Final Thoughts: So is it a money grab?
Yes and no. eBay’s Managed Payments is not simply an effort to squeeze more money out of sellers. Contrary to what seems to be a popular belief on the eBay Community, the way eBay maximizes its profits is by taking care of its sellers.
One of the main aspects of running a successful business is the element of control. Any large company or corporation wants to do as much in-house as possible. The only reason to outsource is to save money and, in the case of eBay, managing payments in-house will actually increase their profitability while reducing reliance on another company.
So, while eBay is probably seeing dollar signs, it’s not coming at your expense (assuming you’re a seller).

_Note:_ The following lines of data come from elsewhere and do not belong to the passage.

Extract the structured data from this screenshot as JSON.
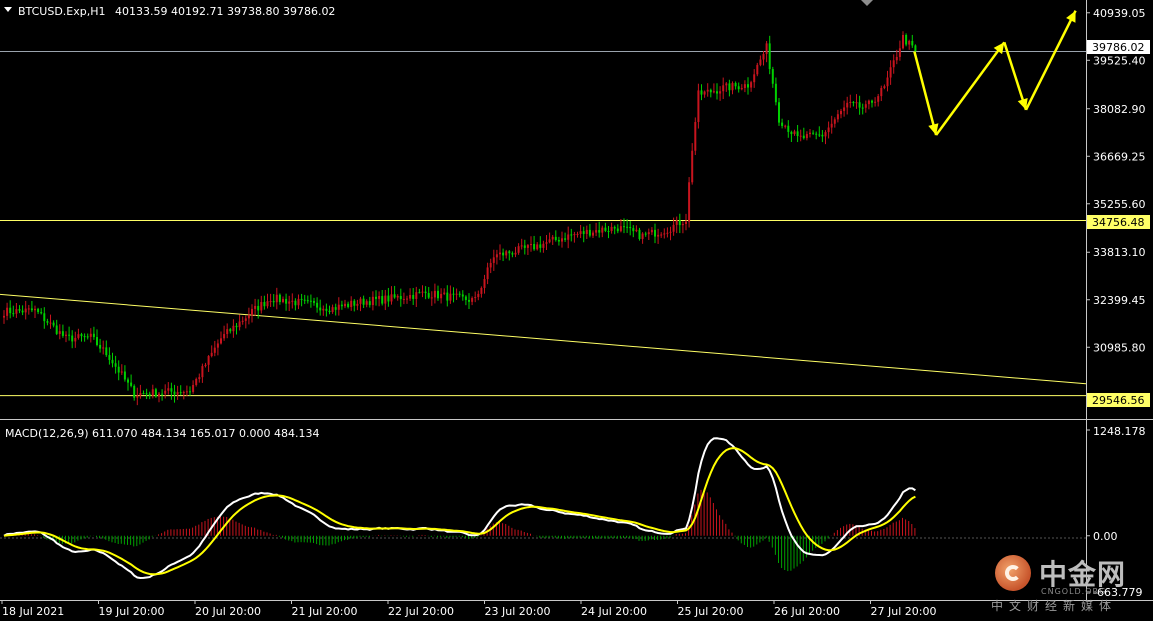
{
  "header": {
    "symbol": "BTCUSD.Exp,H1",
    "ohlc": "40133.59 40192.71 39738.80 39786.02"
  },
  "macd_header": "MACD(12,26,9) 611.070 484.134 165.017 0.000 484.134",
  "price_axis": {
    "ticks": [
      "40939.05",
      "39525.40",
      "38082.90",
      "36669.25",
      "35255.60",
      "33813.10",
      "32399.45",
      "30985.80"
    ],
    "tick_values": [
      40939.05,
      39525.4,
      38082.9,
      36669.25,
      35255.6,
      33813.1,
      32399.45,
      30985.8
    ],
    "current_label": "39786.02",
    "level_high_label": "34756.48",
    "level_low_label": "29546.56"
  },
  "macd_axis": {
    "ticks": [
      "1248.178",
      "0.00",
      "-663.779"
    ],
    "tick_values": [
      1248.178,
      0,
      -663.779
    ]
  },
  "time_axis": [
    "18 Jul 2021",
    "19 Jul 20:00",
    "20 Jul 20:00",
    "21 Jul 20:00",
    "22 Jul 20:00",
    "23 Jul 20:00",
    "24 Jul 20:00",
    "25 Jul 20:00",
    "26 Jul 20:00",
    "27 Jul 20:00"
  ],
  "watermark": {
    "name": "中金网",
    "domain": "CNGOLD.ORG",
    "sub": "中文财经新媒体"
  },
  "colors": {
    "bull": "#c8141e",
    "bear": "#00d000",
    "level": "#ffff66",
    "forecast": "#ffff00",
    "macd_line": "#ffffff",
    "signal_line": "#ffff00",
    "hist_pos": "#c8141e",
    "hist_neg": "#00a000",
    "grid_current": "#9aa3ad"
  },
  "chart_data": [
    {
      "type": "candlestick",
      "timeframe": "H1",
      "ylim": [
        29000,
        41200
      ],
      "y_scale": "linear",
      "current_price": 39786.02,
      "horizontal_levels": [
        34756.48,
        29546.56
      ],
      "trendline": {
        "from": 32560,
        "to": 29900
      },
      "close_path": [
        {
          "h": 0,
          "v": 32050
        },
        {
          "h": 10,
          "v": 32080
        },
        {
          "h": 20,
          "v": 31250
        },
        {
          "h": 28,
          "v": 31280
        },
        {
          "h": 34,
          "v": 30700
        },
        {
          "h": 42,
          "v": 29600
        },
        {
          "h": 52,
          "v": 29650
        },
        {
          "h": 60,
          "v": 29700
        },
        {
          "h": 70,
          "v": 31250
        },
        {
          "h": 80,
          "v": 32050
        },
        {
          "h": 86,
          "v": 32450
        },
        {
          "h": 96,
          "v": 32300
        },
        {
          "h": 106,
          "v": 32150
        },
        {
          "h": 116,
          "v": 32350
        },
        {
          "h": 126,
          "v": 32450
        },
        {
          "h": 136,
          "v": 32600
        },
        {
          "h": 146,
          "v": 32450
        },
        {
          "h": 152,
          "v": 32380
        },
        {
          "h": 158,
          "v": 33700
        },
        {
          "h": 170,
          "v": 33950
        },
        {
          "h": 182,
          "v": 34300
        },
        {
          "h": 190,
          "v": 34450
        },
        {
          "h": 198,
          "v": 34550
        },
        {
          "h": 206,
          "v": 34300
        },
        {
          "h": 214,
          "v": 34500
        },
        {
          "h": 220,
          "v": 34800
        },
        {
          "h": 222,
          "v": 36900
        },
        {
          "h": 224,
          "v": 38500
        },
        {
          "h": 232,
          "v": 38700
        },
        {
          "h": 240,
          "v": 38800
        },
        {
          "h": 246,
          "v": 39900
        },
        {
          "h": 250,
          "v": 37800
        },
        {
          "h": 256,
          "v": 37200
        },
        {
          "h": 264,
          "v": 37300
        },
        {
          "h": 272,
          "v": 38200
        },
        {
          "h": 278,
          "v": 38100
        },
        {
          "h": 284,
          "v": 38700
        },
        {
          "h": 290,
          "v": 40200
        },
        {
          "h": 294,
          "v": 39786
        }
      ],
      "forecast_path": [
        {
          "h": 294,
          "v": 39786
        },
        {
          "h": 301,
          "v": 37300
        },
        {
          "h": 323,
          "v": 40060
        },
        {
          "h": 330,
          "v": 38050
        },
        {
          "h": 346,
          "v": 41000
        }
      ],
      "seed": 7
    },
    {
      "type": "macd",
      "params": "12,26,9",
      "values": {
        "macd": 611.07,
        "signal": 484.134,
        "histogram": 165.017
      },
      "ylim": [
        -663.779,
        1248.178
      ]
    }
  ]
}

An interesting side-note is that eBay seems to be discouraging drop-shippers and low-value sellers. Most of the Asia-based sellers that sell super-cheap items will be wiped out by the “per-listing fees.” Likewise, most drop-shippers will not have the money to pay for their product upfront and will be unable to continue on the platform. eBay’s new system is the most favorable for sellers who sell single high-value items.
eBay Managed Payments Issues and FAQs
How can I opt-out of or avoid eBay Managed Payments?
You can’t. Just don’t opt-in until the last minute. But it’s coming. You built your castle on someone else’s land and you have to abide by their rules.
Does eBay’s Managed Payments work with PayPal Working Capital?
Not really. While there was supposed to be integration, it never seems to have come to fruition. If you enroll in eBay’s Managed Payments you’ll be breaking your Working Capital contract. Since you don’t have a choice, you’ll be left to make manual payments to avoid going into default.
We currently have a PayPal Working Capital Loan and will be making weekly payments on it. Our fingers are just crossed that PayPal realizes that sellers’ hands are tied and won’t be too cranky about it.
Does eBay Managed Payments Increase Sales?
In theory, it could since it allows a greater range of payment options on-site. However, many people love and trust PayPal and I’ve heard of buyers being turned off by the new options. We haven’t noticed any change in sales.
Is this the beginning of the end for eBay?
According to internet gurus, eBay has been dying for years. Fortunately, someone forgot to tell eBay because they keep growing.
The eBay platform will continue to grow and change but, if this change scares you, take it as a sign that you probably don’t have all your ducks in a row. There are probably other changes in store (higher fees, new seller restrictions, category restrictions, etc.) so be prepared.
Can I sell all the same stuff?
No. There are several categories that are not allowed on the new payments system. If you sell those items, you’ll either have to pivot your business model or find a new platform.
So, at the end of the day: adapt and overcome! Those who are dedicated will continue to succeed and those who whine and bemoan the success of other sellers will continue to suffer.
Useful Links for More Information:
- eBay Managed Payments Official Page
- Managed Payments Review and Q&A
- eBay Managed Payments Fees
- eBay’s Managed Payments on Reddit
- Managed Payments Opt-In